The cohabitation context allows (but does not require) the court to infer a common intention that there would be no liability to account in respect of the period of co-habitation.

On the face of it, Ms Begum was subject to the rights of the mortgagee under the mortgage to which she was a party but not the rights of her brother-in-law’s mortgagee. However, the later mortgagee was subrogated to the rights of the earlier mortgagee to the extent of the amount outstanding under the earlier mortgage at the date of its redemption ([119]).

Michael Lower

When is one co-owner who collected rent liable to account to the other?

November 24, 2011

Where one co-owner collects rents the mere fact of being co-owners does not give rise to a liability to account to the other co-owner(s). A liability to account to the other for the latter’s share arises where the former is the agent or bailiff of the latter. It can also arise in partition actions (or actions that are equivalent), administration actions, in other cases where there is a fund in court, where the court makes an order for sale as an alternative to partition or where one party claims an interest under a resulting or constructive trust and the court is asked to quantify that interest (paras. 103 – 105).

Where one co-owner collects the other’s share of rent, it is possible to imply an agency. It is also possible (depending on the context) that this agent holds the rents collected on a ‘real’ constructive trust so that there is no limitation period in respect of the claim by the agent for the rents received (see Limitation Ordinance, s. 20).

In Chen Yu Tsui v Tong Kui Kwong ([2005] HKEC 1679, CA) property was held by two brothers as tenants in common in equal shares. One brother (the defendant) collected all the rents and after a time stopped accounting to the other (the plaintiff’s deceased husband) for his share of the rents. The plaintiff brought an action to recover the rents. It was held that there was a duty to account in this case  since the defendant had impliedly acted as his brother’s agent (paras. 111 – 112). The action was not time-barred. This was a ‘real’ constructive trust to which section 20(1) of the Limitation ordinance applied (para. 123).
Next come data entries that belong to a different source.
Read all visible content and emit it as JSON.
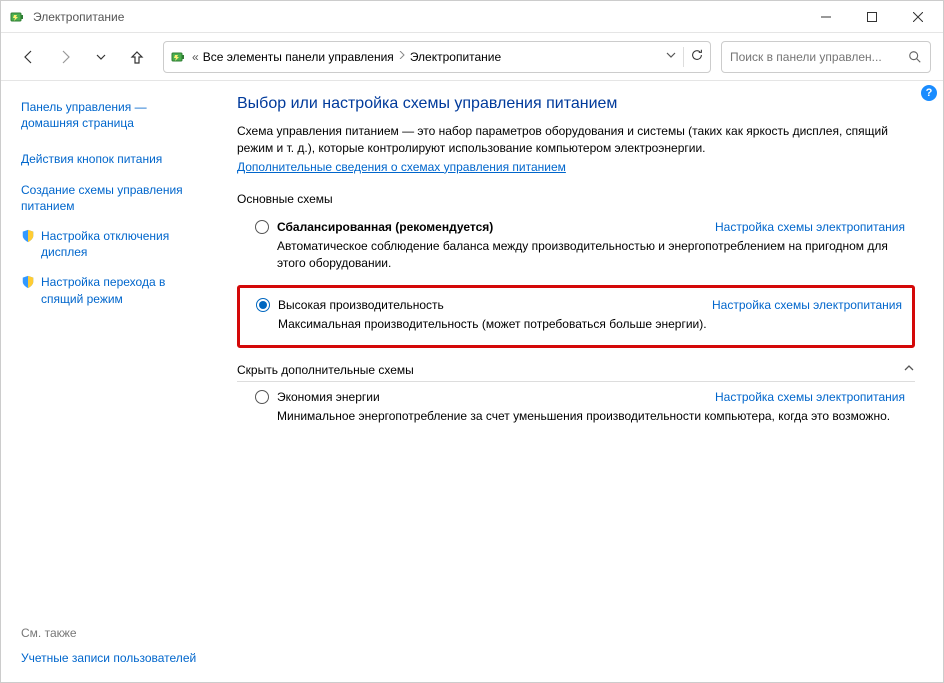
{
  "window": {
    "title": "Электропитание"
  },
  "breadcrumb": {
    "root_glyph": "«",
    "item1": "Все элементы панели управления",
    "item2": "Электропитание"
  },
  "search": {
    "placeholder": "Поиск в панели управлен..."
  },
  "sidebar": {
    "home": "Панель управления — домашняя страница",
    "item1": "Действия кнопок питания",
    "item2": "Создание схемы управления питанием",
    "item3": "Настройка отключения дисплея",
    "item4": "Настройка перехода в спящий режим",
    "see_also_label": "См. также",
    "see_also_item": "Учетные записи пользователей"
  },
  "main": {
    "heading": "Выбор или настройка схемы управления питанием",
    "intro": "Схема управления питанием — это набор параметров оборудования и системы (таких как яркость дисплея, спящий режим и т. д.), которые контролируют использование компьютером электроэнергии.",
    "intro_link": "Дополнительные сведения о схемах управления питанием",
    "section_main_title": "Основные схемы",
    "section_hide_title": "Скрыть дополнительные схемы",
    "plan_settings_link": "Настройка схемы электропитания",
    "plans": {
      "balanced": {
        "name": "Сбалансированная (рекомендуется)",
        "desc": "Автоматическое соблюдение баланса между производительностью и энергопотреблением на пригодном для этого оборудовании."
      },
      "high": {
        "name": "Высокая производительность",
        "desc": "Максимальная производительность (может потребоваться больше энергии)."
      },
      "eco": {
        "name": "Экономия энергии",
        "desc": "Минимальное энергопотребление за счет уменьшения производительности компьютера, когда это возможно."
      }
    }
  }
}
Michael Lower

Beneficiary seeking order for sale / account in an interlocutory application

November 9, 2011

In Lam Sik Shi v Lam Sik Ying ([2008] HKEC 1048) P was the beneficiary under a trust of his late father’s estate. D1, his half-brother, was the trustee. D2 was a company which had bought property forming part of the trust estate. P alleged that the sale was at an undervalue and he sought a declaration that the sale was void or voidable. He sought to have D2 account as constructive trustee. A lis pendens had been registered. In an interlocutory hearing, P sought an order for sale with the proceeds to be paid into court pending the final hearing or, alternatively, the appointment of a receiver. The court refused to make either order. P’s position was adequately protected by the registration of the lis pendens.

Michael Lower